> [DATA TO USE]:
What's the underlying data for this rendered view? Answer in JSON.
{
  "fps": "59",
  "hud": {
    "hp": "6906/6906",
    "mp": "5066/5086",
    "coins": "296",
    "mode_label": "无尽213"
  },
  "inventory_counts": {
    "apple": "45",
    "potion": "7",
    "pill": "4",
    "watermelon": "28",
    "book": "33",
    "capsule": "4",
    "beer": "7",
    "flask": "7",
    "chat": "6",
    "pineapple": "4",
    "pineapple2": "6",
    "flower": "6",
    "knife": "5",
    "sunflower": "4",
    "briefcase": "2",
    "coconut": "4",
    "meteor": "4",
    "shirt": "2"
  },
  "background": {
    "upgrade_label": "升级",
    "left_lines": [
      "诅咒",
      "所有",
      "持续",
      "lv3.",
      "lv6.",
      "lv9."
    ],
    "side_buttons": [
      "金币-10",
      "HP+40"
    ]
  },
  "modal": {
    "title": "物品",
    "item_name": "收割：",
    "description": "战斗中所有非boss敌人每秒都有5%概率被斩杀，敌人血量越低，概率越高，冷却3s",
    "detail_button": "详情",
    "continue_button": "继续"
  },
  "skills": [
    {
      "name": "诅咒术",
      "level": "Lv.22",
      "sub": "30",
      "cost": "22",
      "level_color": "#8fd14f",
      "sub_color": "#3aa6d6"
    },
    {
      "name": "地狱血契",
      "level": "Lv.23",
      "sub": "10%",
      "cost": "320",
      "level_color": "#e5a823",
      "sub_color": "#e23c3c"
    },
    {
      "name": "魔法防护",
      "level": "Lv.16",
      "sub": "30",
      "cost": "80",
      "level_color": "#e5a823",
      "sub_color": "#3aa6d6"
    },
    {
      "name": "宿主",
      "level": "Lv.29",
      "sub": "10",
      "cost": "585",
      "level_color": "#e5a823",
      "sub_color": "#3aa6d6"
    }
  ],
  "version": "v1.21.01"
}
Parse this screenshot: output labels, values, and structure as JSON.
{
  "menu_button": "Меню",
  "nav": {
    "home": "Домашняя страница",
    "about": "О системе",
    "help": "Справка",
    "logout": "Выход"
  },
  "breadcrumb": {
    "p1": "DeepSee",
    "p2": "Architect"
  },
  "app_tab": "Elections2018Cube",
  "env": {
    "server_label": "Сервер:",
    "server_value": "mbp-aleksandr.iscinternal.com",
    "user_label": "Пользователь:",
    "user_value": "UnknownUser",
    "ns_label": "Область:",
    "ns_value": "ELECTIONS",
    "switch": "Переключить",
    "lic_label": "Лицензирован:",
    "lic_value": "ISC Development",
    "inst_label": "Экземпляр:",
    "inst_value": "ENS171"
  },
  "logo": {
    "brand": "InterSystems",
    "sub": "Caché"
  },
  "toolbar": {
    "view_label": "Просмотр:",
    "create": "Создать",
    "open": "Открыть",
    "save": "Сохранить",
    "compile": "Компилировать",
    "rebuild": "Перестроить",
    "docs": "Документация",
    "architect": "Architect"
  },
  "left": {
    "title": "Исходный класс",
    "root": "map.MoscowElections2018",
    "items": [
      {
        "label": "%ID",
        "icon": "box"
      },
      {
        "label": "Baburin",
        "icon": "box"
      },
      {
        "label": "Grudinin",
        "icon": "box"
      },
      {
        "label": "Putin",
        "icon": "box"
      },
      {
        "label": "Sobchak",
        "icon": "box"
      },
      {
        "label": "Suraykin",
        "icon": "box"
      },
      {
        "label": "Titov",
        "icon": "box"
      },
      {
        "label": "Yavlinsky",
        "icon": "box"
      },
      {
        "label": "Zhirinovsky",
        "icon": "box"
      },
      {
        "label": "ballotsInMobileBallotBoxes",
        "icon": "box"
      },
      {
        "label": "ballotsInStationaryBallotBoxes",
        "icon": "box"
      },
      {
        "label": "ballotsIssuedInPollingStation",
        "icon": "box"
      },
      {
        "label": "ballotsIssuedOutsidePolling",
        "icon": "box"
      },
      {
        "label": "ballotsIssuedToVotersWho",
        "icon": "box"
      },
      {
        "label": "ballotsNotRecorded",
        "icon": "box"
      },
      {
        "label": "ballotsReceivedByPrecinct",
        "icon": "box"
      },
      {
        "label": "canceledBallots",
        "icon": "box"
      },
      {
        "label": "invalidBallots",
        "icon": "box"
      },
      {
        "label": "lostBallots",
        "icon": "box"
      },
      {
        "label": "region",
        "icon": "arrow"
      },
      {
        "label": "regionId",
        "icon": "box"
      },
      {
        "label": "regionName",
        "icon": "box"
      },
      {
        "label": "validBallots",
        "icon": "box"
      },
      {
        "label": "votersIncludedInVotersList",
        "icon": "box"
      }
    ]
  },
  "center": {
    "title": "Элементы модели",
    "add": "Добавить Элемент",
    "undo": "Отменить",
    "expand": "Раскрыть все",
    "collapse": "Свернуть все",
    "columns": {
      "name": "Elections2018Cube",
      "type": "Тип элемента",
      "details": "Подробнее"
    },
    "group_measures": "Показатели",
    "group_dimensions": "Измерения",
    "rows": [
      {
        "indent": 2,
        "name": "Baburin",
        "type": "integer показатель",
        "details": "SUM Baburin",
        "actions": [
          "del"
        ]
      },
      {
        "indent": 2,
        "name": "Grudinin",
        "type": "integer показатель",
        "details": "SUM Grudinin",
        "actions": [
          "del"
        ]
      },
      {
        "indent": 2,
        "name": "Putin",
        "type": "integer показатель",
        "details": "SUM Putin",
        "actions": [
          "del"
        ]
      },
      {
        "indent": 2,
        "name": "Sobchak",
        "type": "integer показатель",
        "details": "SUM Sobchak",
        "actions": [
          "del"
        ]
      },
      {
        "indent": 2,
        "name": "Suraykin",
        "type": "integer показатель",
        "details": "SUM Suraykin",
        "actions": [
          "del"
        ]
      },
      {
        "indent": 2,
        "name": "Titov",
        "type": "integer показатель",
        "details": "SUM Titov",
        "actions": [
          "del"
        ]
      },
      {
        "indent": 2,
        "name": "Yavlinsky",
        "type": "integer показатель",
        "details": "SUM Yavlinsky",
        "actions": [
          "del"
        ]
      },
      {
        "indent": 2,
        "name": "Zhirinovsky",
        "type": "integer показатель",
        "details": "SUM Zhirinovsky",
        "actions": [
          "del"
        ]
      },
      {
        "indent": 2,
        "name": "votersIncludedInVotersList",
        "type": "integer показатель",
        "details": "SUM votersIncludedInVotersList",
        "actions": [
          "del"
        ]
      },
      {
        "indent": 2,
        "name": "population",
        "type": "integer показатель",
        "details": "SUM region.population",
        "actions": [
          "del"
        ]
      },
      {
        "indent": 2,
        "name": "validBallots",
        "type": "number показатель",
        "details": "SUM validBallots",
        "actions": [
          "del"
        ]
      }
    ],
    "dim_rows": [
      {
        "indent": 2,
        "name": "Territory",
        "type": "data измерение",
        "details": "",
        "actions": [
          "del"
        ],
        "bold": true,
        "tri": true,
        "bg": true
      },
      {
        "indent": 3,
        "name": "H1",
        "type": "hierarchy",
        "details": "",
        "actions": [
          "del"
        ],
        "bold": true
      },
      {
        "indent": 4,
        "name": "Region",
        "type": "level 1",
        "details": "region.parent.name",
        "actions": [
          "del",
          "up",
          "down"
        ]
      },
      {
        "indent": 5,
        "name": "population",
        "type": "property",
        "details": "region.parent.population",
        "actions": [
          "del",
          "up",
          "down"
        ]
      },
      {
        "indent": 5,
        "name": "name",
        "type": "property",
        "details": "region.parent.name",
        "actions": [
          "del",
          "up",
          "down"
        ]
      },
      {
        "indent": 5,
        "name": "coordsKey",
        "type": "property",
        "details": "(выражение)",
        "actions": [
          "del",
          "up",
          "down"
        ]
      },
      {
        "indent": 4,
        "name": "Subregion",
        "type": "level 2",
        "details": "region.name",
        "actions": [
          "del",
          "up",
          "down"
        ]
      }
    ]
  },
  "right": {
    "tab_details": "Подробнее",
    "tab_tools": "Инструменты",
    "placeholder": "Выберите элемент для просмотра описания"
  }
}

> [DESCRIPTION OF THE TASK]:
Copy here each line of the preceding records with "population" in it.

> [SOLUTION]:
        "name": "population",
        "details": "SUM region.population",
        "name": "population",
        "details": "region.parent.population",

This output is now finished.